The company recruited the 12,000 torch-bearers – “heroes” chosen by local communities, not stars. And it bussed an estimated 40 million citizens to the relay along the 5,000-mile route to Atlanta. “They watched, they responded, they cried, they touched. For many, it was the biggest thing ever to come through their town,” enthuses Cross. “And 90 per cent realised Coke had brought it to them.”
Critically, when Coke marketers researched each town afterwards, they didn’t just ask who organised it but “who were you standing next to?” And “what did the torch-bearer look like?” Cross adds: “When they can remember things like that you know you have burned a memory into their brain.”
The debate around Olympic sponsorship focuses on three questions. Is all this commercialism good for sport? Are mega-buck sponsorship investments worth it? And are big corporations pricing each other out of the market in sponsorship bidding wars?
The jury is still out on the first question. It’s clear, for instance, that those steeped in Coke culture simply cannot see how Orwellian their activities sometimes appear to outsiders. But on the other two questions the answer is crystal clear. Coke’s current US volume growth of seven per cent is five times that of the soft drinks market as a whole. For a brand of Coke’s size “that’s a coup”, smirks Cross.
Second, Coke’s approach to sponsorship is, if anything, creating lower marketing costs per sale. For a start, most of its Olympic marketing is integrated with, and funded out of, its existing budgets. Second, it’s using its aggressive approach to sponsorship to reduce the price it pays.
Coke uses the Olympics to market itself, but the International Olympic Committee has begun using Coke to market the games. Initiatives like the torch relay probably did more to recruit American hearts and minds to the Olympics than anything else. “We have become much more valuable to rights holders because of the way we activate our sponsorship,” says Cross. “Sponsors want to tap our expertise. And because of that we have been able to reduce our sponsorship obligations by leveraging our activities.”
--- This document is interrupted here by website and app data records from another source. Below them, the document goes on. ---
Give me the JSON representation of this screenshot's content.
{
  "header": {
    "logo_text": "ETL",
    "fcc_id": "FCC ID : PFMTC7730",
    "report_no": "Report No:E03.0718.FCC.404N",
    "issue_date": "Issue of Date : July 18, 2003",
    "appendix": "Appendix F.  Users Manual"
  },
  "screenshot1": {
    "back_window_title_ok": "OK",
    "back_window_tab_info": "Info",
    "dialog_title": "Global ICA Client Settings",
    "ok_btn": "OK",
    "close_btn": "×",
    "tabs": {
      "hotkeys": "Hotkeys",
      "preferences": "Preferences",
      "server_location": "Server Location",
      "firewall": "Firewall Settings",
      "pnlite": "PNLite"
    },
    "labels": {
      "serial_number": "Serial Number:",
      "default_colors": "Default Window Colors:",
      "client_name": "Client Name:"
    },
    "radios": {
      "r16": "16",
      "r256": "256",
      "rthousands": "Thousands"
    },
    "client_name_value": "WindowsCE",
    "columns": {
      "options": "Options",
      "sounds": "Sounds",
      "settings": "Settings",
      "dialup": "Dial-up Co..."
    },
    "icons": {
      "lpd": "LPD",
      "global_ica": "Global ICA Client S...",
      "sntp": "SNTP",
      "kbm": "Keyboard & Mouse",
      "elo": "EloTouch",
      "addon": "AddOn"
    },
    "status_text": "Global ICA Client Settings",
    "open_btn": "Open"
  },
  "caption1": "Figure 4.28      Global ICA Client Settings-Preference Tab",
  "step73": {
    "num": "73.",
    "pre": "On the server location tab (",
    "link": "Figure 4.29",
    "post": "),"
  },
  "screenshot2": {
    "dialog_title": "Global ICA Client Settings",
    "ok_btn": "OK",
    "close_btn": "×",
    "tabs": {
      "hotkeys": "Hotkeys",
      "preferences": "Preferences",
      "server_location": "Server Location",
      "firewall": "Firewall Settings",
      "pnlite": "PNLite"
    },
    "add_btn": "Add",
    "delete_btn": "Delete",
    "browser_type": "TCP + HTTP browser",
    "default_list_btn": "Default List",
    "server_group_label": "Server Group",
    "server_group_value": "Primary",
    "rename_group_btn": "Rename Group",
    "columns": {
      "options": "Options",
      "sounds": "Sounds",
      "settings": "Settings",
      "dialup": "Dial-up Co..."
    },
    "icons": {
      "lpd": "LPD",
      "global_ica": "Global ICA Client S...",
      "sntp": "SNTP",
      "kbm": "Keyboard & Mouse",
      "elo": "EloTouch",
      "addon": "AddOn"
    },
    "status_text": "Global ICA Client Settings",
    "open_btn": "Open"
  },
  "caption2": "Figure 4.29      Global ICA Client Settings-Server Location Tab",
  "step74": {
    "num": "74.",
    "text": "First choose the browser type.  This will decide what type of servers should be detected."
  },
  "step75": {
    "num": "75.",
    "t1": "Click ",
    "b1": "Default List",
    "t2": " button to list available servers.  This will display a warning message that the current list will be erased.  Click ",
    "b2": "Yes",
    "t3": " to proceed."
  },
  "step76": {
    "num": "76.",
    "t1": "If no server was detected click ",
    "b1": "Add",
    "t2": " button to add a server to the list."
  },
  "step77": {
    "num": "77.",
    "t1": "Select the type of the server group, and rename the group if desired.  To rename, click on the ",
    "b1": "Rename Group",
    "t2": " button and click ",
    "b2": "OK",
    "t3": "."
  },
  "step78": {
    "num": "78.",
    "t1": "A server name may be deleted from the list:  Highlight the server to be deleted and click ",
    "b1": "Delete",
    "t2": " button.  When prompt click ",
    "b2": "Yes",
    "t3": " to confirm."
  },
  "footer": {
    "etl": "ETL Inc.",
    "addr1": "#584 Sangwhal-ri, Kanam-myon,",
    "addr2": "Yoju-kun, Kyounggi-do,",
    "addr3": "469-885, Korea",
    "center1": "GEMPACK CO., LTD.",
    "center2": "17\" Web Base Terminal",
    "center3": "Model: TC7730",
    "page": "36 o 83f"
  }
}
Goizueta hopes that soon his company’s consumer marketing leadership will be “undeniable”. Judging from its performance at the Olympics, if other marketers want to qualify for world-class status they’ll have to start training – and thinking – a lot harder.